**DISCLAIMER** The following post contains images that may be disturbing to sensitive readers. Ask your pet chickens to leave the room. If you are vegetarian or think your meat comes from the grocery store, please come back next week and skip this blog post. This is reality and I have tried to be sensitive with the photos I chose. I hope you come back next week. *** It isn't horribly graphic (I will not post those photos), but there is blood and dead chickens.
Interlude while you decide: Cali proves she is not picky.
when I was a teenager, I raised calves by bottle and then either sold them for meat or my family used them for meat. I have always understood the circle of life.I know my chicken/meat does not come from a cellophane wrapped styrofoam package. I am also a big fan of free range chickens (for animal welfare more than my health) and was happy to be introduced to a local small farmer who was raising/selling some free range chickens. He just asked that people come help on the 'package/process' day. So we agreed. It was a beautiful cold morning.The boys round up the chickens.

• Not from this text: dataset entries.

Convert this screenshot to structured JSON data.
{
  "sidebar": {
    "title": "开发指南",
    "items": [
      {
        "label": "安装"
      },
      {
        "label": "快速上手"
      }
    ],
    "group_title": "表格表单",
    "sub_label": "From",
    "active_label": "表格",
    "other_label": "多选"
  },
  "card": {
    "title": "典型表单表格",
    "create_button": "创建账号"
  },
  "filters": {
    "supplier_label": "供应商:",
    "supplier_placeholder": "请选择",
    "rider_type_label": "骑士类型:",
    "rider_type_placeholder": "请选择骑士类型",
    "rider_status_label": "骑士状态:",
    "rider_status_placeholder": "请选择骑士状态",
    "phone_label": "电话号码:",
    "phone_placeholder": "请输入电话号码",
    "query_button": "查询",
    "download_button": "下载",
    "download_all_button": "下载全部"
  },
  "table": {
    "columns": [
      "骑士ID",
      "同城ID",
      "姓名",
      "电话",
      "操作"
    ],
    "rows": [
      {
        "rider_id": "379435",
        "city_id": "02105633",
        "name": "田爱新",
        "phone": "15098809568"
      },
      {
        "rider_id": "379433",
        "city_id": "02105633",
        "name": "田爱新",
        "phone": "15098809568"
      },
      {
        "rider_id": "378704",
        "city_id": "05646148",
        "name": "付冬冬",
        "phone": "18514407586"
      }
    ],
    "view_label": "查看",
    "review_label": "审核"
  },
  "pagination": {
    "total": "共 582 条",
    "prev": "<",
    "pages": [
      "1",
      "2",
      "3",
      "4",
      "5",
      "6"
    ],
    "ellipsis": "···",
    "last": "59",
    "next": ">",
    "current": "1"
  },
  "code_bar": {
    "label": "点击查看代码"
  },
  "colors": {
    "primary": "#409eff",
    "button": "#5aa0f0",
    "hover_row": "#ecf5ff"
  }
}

I will be sensitive enough to not show the photos I got of the next step. But I understand it had to happen and it was humane. Obviously, Jason had a 'hands-on' approach. (the next two photos I struggled with posting..but I think it is a neat process and hopefully will help show people what happens..without you seeing all the nitty gritty. I truly hope no one is offended.)They were scalded (post-mortem) to loosen the feathers and then put in a 'de-featherer' which worked really well.Then they were gutted and packaged.

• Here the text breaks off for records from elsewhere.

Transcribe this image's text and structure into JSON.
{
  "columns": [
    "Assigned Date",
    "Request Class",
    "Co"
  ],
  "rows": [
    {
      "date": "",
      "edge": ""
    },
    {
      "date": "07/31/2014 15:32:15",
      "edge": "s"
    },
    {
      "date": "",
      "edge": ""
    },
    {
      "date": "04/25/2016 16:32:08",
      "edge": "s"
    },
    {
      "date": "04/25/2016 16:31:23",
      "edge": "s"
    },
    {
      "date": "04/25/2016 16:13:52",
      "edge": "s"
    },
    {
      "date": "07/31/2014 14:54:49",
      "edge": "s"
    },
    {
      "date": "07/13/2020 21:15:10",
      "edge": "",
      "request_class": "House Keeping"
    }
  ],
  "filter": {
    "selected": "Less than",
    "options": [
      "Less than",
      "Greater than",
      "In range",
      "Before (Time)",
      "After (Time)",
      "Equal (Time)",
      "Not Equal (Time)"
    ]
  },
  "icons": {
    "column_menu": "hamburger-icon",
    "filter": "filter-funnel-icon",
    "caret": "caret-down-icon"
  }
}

I enjoyed the process as it gave me a new appreciation for my food. I will really enjoy these chickens and use every bit..after all that work we are not wasting anything. The farm had some other cuter residents.

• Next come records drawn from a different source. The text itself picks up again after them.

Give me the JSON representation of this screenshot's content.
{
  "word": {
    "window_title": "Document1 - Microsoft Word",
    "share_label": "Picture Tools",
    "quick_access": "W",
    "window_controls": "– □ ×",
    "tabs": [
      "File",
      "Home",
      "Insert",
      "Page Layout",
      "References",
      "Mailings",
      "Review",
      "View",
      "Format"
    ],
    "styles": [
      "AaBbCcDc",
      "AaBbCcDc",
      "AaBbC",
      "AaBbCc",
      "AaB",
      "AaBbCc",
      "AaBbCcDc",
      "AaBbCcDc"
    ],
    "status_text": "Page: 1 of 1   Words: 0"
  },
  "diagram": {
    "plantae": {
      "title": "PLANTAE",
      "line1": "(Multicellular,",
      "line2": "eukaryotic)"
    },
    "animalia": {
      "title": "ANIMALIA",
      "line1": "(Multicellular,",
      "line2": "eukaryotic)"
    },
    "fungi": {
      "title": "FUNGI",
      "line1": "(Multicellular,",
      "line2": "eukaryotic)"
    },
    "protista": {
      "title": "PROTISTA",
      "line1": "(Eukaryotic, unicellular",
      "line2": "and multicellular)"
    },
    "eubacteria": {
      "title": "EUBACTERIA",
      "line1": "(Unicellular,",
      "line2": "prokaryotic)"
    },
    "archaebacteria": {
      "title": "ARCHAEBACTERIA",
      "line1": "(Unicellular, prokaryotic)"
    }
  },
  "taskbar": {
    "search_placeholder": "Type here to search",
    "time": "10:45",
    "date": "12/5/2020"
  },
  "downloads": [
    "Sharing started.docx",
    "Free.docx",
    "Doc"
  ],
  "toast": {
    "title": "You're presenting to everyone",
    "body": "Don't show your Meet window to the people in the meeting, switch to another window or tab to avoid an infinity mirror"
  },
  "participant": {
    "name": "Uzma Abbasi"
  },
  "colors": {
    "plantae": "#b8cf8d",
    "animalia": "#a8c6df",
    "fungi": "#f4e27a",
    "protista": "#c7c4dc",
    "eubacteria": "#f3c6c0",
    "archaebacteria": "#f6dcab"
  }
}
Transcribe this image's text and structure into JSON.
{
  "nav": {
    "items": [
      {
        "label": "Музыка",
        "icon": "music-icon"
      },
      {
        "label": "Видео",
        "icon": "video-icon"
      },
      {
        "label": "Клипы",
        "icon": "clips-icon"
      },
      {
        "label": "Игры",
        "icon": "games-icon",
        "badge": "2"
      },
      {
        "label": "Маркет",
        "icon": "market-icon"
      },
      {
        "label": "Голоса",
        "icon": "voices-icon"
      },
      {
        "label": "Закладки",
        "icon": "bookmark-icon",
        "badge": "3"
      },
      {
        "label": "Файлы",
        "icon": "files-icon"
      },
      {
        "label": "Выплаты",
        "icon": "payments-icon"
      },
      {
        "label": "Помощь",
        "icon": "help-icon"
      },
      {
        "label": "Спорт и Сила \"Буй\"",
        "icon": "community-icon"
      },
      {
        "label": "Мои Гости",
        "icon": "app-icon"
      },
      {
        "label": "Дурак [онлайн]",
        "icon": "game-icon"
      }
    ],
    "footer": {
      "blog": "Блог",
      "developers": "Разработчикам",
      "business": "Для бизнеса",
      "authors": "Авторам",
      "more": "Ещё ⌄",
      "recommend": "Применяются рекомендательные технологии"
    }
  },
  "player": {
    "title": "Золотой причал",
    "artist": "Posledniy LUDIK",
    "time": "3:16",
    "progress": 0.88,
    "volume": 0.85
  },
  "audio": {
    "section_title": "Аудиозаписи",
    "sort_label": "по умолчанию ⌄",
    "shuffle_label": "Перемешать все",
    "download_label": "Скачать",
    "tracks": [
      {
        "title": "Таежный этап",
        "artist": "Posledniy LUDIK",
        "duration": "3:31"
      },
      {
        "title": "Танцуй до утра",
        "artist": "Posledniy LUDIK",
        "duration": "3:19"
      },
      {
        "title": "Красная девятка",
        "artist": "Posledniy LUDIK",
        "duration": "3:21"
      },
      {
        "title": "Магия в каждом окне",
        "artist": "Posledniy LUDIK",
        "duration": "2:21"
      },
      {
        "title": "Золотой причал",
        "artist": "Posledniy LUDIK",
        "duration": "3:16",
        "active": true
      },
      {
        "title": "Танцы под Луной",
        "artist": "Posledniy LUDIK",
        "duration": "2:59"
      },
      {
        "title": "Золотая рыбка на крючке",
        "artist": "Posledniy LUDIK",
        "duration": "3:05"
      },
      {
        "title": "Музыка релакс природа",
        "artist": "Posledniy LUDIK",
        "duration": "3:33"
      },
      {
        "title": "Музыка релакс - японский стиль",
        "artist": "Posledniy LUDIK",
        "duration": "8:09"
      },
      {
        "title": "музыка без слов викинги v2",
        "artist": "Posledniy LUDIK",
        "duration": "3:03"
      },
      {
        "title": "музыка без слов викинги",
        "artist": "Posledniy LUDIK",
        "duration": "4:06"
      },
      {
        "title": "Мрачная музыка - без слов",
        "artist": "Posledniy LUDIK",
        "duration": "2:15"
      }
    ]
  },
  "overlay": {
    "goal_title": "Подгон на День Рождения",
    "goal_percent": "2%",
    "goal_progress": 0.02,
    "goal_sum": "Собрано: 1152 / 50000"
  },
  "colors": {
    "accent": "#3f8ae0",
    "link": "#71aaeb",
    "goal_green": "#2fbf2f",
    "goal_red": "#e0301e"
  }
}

I like to post about the new and unusual things we do and do not want to offend so I hope everyone who made it this far appreciated what we did. But it was educational, hard work and respectfully done.